» **Task inputs**:
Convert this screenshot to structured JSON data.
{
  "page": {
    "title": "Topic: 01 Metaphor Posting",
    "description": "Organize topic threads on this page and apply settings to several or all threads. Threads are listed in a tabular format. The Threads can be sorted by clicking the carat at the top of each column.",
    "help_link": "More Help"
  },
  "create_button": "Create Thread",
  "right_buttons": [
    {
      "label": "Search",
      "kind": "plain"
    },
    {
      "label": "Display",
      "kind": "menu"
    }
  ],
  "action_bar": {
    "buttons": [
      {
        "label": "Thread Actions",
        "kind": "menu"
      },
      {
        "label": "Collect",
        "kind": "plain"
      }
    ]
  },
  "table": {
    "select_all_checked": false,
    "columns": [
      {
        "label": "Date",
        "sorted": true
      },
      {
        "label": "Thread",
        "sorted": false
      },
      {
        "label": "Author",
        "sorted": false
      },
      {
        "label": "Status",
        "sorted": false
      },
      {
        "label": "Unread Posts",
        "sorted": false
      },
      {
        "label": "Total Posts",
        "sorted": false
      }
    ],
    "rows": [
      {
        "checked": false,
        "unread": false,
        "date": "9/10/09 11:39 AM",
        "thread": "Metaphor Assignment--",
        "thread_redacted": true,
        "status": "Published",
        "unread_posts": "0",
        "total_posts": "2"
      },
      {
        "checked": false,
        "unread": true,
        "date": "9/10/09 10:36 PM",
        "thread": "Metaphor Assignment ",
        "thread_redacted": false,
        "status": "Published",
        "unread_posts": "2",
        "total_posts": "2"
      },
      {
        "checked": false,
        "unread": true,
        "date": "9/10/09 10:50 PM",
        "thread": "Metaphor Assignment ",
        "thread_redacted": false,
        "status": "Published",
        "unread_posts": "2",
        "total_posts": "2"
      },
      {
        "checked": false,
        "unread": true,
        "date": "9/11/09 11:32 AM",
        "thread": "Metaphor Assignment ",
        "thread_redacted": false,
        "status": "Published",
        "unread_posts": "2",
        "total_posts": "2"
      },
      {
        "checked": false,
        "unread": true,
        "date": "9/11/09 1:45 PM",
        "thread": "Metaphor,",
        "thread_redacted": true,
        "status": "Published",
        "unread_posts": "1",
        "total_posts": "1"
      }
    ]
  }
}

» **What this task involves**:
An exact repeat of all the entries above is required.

» **Solved exercise**:
Convert this screenshot to structured JSON data.
{
  "page": {
    "title": "Topic: 01 Metaphor Posting",
    "description": "Organize topic threads on this page and apply settings to several or all threads. Threads are listed in a tabular format. The Threads can be sorted by clicking the carat at the top of each column.",
    "help_link": "More Help"
  },
  "create_button": "Create Thread",
  "right_buttons": [
    {
      "label": "Search",
      "kind": "plain"
    },
    {
      "label": "Display",
      "kind": "menu"
    }
  ],
  "action_bar": {
    "buttons": [
      {
        "label": "Thread Actions",
        "kind": "menu"
      },
      {
        "label": "Collect",
        "kind": "plain"
      }
    ]
  },
  "table": {
    "select_all_checked": false,
    "columns": [
      {
        "label": "Date",
        "sorted": true
      },
      {
        "label": "Thread",
        "sorted": false
      },
      {
        "label": "Author",
        "sorted": false
      },
      {
        "label": "Status",
        "sorted": false
      },
      {
        "label": "Unread Posts",
        "sorted": false
      },
      {
        "label": "Total Posts",
        "sorted": false
      }
    ],
    "rows": [
      {
        "checked": false,
        "unread": false,
        "date": "9/10/09 11:39 AM",
        "thread": "Metaphor Assignment--",
        "thread_redacted": true,
        "status": "Published",
        "unread_posts": "0",
        "total_posts": "2"
      },
      {
        "checked": false,
        "unread": true,
        "date": "9/10/09 10:36 PM",
        "thread": "Metaphor Assignment ",
        "thread_redacted": false,
        "status": "Published",
        "unread_posts": "2",
        "total_posts": "2"
      },
      {
        "checked": false,
        "unread": true,
        "date": "9/10/09 10:50 PM",
        "thread": "Metaphor Assignment ",
        "thread_redacted": false,
        "status": "Published",
        "unread_posts": "2",
        "total_posts": "2"
      },
      {
        "checked": false,
        "unread": true,
        "date": "9/11/09 11:32 AM",
        "thread": "Metaphor Assignment ",
        "thread_redacted": false,
        "status": "Published",
        "unread_posts": "2",
        "total_posts": "2"
      },
      {
        "checked": false,
        "unread": true,
        "date": "9/11/09 1:45 PM",
        "thread": "Metaphor,",
        "thread_redacted": true,
        "status": "Published",
        "unread_posts": "1",
        "total_posts": "1"
      }
    ]
  }
}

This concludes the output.